client modules and command-line utilities in Perl, Python and C;
C client module and command-line utility;
generated Java API documentation for Java classes;
compiled java classes in a single Java archive file;
Makefile to compile Java and C sources, suits both BSD and Gnu make utilities.
The XEP CLISER protocol is connection-oriented; it uses plain-text commands; to send binary data, it first announces the length of the data to be sent. A single session allows to format multiple files and to change server options, such as the output format, as well as options for the formatter and an output generator. Failures caused by the environment (lost connection, file system error, protocol violation) will stop the session; but the server continues to process queries when a new session is established.
Both sides send to introduce themselves to each other. The major number (digit before the dot) must be the same at both ends.
Both sides send, requests shutdown of the peer.
Both sides send, confirms successful operation.
Both sides send, a protocol-related warning.
Both sides send, a protocol error.
Server sends, XEP log entry.
Client sends, sets a server-side option.
Server sends, requests a file from the client.
Both sides send, announces data transfer, the string is either a system identifier or a format, depending on the context.
There are three automata, the main server, the file requester on the server, and the client. The tables below outline states and transitions for each of them. For convenience, the client automaton is split into parts.
Table 1. Server
|Connected, send HELO.||If versions match, send OK and go to Ready, otherwise, send BYE and go to Shutdown.||Go to Shutdown.|
|Ready||Go to Shutdown.||Set server property, remain Ready.||Receive source, send RECV on success, ERR on errors and remain Ready. Send BYE on fatal errors and go to Shutdown.|
The following automaton comes into play when the server needs an external-graphic relative to a client-local document.
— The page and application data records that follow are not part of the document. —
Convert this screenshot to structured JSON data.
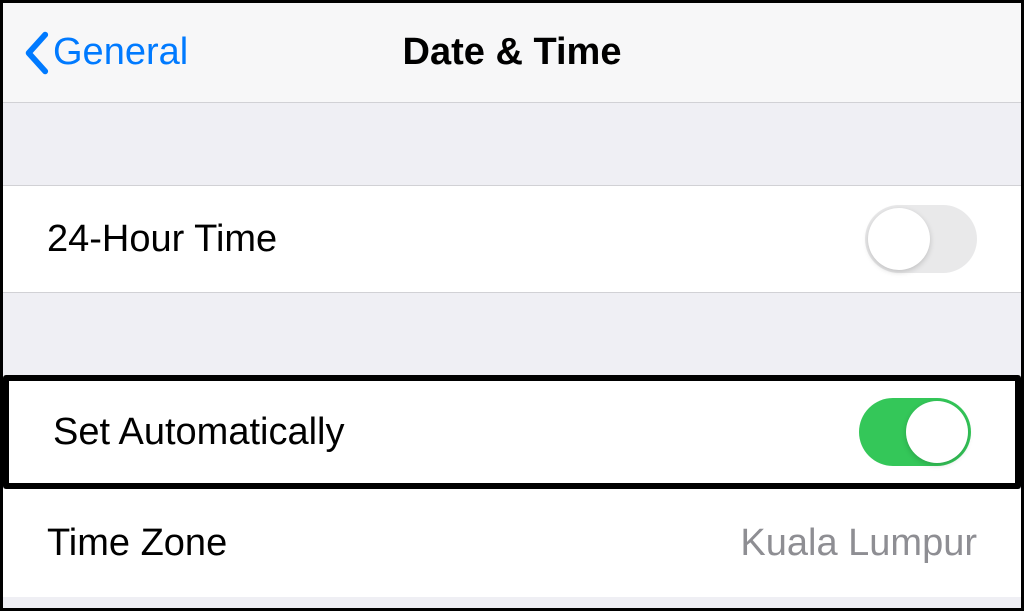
{
  "navbar": {
    "back_label": "General",
    "title": "Date & Time"
  },
  "rows": {
    "twenty_four_hour": {
      "label": "24-Hour Time",
      "enabled": false
    },
    "set_automatically": {
      "label": "Set Automatically",
      "enabled": true
    },
    "time_zone": {
      "label": "Time Zone",
      "value": "Kuala Lumpur"
    }
  }
}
In the tables below, protocol commands are in upper case, API calls are in lower case letters.
Table 3. Handshake
|Connected||If versions match, send HELO, go to Introduced, otherwise, send BYE, go to Shutdown.|
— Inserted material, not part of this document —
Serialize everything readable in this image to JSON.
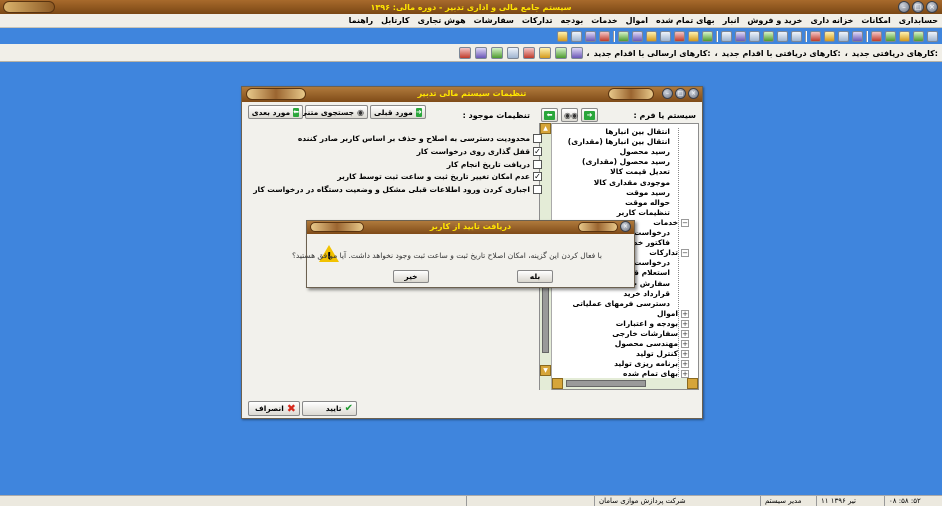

|Introduced||Go to Shutdown.||Go to Ready.|
Table 4. Ready to Render
|Ready||Send SET, remain Ready.||Go to Render.||Go to Shutdown.|
The server-side part of the protocol is implemented in com.renderx.xepx.cliser.Server. com.renderx.xepx.cliser.MTServer wraps a multi-threaded server around the core functionality, making it possible to concurrently serve multiple requests.
com.renderx.xepx.cliser.SampleEngine is a simple server launcher with command-line interface, once started it listens for incoming connections (the port is 6570 by default and can be changed by com.renderx.xepx.cliser.port java property or '-port' command-line switch) and launches server threads for each of them.
Clients in Java, C, Python, Perl and C# are provided with the distribution. The APIs are documented, javadoc in Java, Pod in Perl, Python documentation strings for Python. Client APIs are similar, but not identical; each implementation has been written in a way natural for the host language. We encourage the user to pursue the API descriptions and source codes of the clients.
The implementation, along with a sample command-line interface. is in class com.renderx.xepx.cliser.Client. An application passes a connected socket to the constructor to create a client instance.
The client is in xec.h, xec.c; the sample command line utility is in xcc.c. The client can only handle one connection at a time, an application specifies server's host name and port number to initiate a session. to
The client is in package XEPX::CLISER::Client, the command-line driver is in xcc.pl. Plain Old Documentation, embedded into the source code of the client and explains the interface in detail. The constructor optionally expects server's host name and port number; the implementation uses IO::Socket to maintain the connection.
The client is implemented as class xepx.cliser.Client, the command-line driver is in xcc.py. EnMasse, the XEP multiplexer, uses Python implementation of CLISER.
The client is implemented as class Cliser.CliserClient, the command-line driver is CliserDriver.CliserDriver.
All clients can format multiple files and generate different output formats during a single session; they have been tested on a single computer and in a distributed environment.